Data excerpts:
━━━━━━━━━━━━━━━━━━━━━━━━━━━━━━
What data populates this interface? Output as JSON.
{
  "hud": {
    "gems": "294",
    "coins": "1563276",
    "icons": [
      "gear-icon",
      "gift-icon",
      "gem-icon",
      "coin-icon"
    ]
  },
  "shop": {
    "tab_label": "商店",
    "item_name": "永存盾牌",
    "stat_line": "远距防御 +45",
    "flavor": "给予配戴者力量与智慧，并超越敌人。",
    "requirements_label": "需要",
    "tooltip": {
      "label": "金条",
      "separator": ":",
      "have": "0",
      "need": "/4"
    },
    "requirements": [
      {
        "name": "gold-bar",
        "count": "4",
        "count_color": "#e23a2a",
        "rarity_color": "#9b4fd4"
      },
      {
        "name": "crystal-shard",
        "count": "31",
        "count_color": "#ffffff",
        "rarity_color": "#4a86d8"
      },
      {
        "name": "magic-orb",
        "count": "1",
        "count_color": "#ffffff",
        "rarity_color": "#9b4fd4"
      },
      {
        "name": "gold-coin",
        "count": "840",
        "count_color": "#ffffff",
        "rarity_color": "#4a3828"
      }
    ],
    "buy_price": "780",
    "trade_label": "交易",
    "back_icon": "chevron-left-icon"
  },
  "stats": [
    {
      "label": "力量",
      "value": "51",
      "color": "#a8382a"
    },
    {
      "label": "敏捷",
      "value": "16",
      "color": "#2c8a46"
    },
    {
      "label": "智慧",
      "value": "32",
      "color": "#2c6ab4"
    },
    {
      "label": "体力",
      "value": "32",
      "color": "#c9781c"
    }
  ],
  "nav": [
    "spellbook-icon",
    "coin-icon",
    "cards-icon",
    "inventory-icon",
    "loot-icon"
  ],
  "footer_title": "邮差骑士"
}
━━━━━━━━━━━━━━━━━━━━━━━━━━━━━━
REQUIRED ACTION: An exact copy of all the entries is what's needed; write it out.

SOLUTION FOR THIS TASK:
What data populates this interface? Output as JSON.
{
  "hud": {
    "gems": "294",
    "coins": "1563276",
    "icons": [
      "gear-icon",
      "gift-icon",
      "gem-icon",
      "coin-icon"
    ]
  },
  "shop": {
    "tab_label": "商店",
    "item_name": "永存盾牌",
    "stat_line": "远距防御 +45",
    "flavor": "给予配戴者力量与智慧，并超越敌人。",
    "requirements_label": "需要",
    "tooltip": {
      "label": "金条",
      "separator": ":",
      "have": "0",
      "need": "/4"
    },
    "requirements": [
      {
        "name": "gold-bar",
        "count": "4",
        "count_color": "#e23a2a",
        "rarity_color": "#9b4fd4"
      },
      {
        "name": "crystal-shard",
        "count": "31",
        "count_color": "#ffffff",
        "rarity_color": "#4a86d8"
      },
      {
        "name": "magic-orb",
        "count": "1",
        "count_color": "#ffffff",
        "rarity_color": "#9b4fd4"
      },
      {
        "name": "gold-coin",
        "count": "840",
        "count_color": "#ffffff",
        "rarity_color": "#4a3828"
      }
    ],
    "buy_price": "780",
    "trade_label": "交易",
    "back_icon": "chevron-left-icon"
  },
  "stats": [
    {
      "label": "力量",
      "value": "51",
      "color": "#a8382a"
    },
    {
      "label": "敏捷",
      "value": "16",
      "color": "#2c8a46"
    },
    {
      "label": "智慧",
      "value": "32",
      "color": "#2c6ab4"
    },
    {
      "label": "体力",
      "value": "32",
      "color": "#c9781c"
    }
  ],
  "nav": [
    "spellbook-icon",
    "coin-icon",
    "cards-icon",
    "inventory-icon",
    "loot-icon"
  ],
  "footer_title": "邮差骑士"
}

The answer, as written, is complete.